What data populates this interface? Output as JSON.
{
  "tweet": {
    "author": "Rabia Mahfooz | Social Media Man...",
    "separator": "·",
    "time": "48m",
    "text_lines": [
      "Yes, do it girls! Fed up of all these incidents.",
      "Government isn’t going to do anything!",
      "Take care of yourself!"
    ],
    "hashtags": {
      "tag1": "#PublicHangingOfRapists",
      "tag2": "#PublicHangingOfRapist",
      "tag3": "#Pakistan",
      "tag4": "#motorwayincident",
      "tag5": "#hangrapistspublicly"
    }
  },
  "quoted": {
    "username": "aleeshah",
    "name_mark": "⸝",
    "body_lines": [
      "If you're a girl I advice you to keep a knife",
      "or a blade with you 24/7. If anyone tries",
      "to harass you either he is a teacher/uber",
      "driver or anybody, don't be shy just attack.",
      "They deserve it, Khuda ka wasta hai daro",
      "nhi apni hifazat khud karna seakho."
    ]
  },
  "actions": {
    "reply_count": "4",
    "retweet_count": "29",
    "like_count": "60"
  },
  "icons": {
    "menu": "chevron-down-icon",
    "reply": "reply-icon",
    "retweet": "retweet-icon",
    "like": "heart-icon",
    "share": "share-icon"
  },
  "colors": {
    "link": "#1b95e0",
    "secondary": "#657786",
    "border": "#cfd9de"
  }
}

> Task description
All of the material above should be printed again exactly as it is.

> Answer
What data populates this interface? Output as JSON.
{
  "tweet": {
    "author": "Rabia Mahfooz | Social Media Man...",
    "separator": "·",
    "time": "48m",
    "text_lines": [
      "Yes, do it girls! Fed up of all these incidents.",
      "Government isn’t going to do anything!",
      "Take care of yourself!"
    ],
    "hashtags": {
      "tag1": "#PublicHangingOfRapists",
      "tag2": "#PublicHangingOfRapist",
      "tag3": "#Pakistan",
      "tag4": "#motorwayincident",
      "tag5": "#hangrapistspublicly"
    }
  },
  "quoted": {
    "username": "aleeshah",
    "name_mark": "⸝",
    "body_lines": [
      "If you're a girl I advice you to keep a knife",
      "or a blade with you 24/7. If anyone tries",
      "to harass you either he is a teacher/uber",
      "driver or anybody, don't be shy just attack.",
      "They deserve it, Khuda ka wasta hai daro",
      "nhi apni hifazat khud karna seakho."
    ]
  },
  "actions": {
    "reply_count": "4",
    "retweet_count": "29",
    "like_count": "60"
  },
  "icons": {
    "menu": "chevron-down-icon",
    "reply": "reply-icon",
    "retweet": "retweet-icon",
    "like": "heart-icon",
    "share": "share-icon"
  },
  "colors": {
    "link": "#1b95e0",
    "secondary": "#657786",
    "border": "#cfd9de"
  }
}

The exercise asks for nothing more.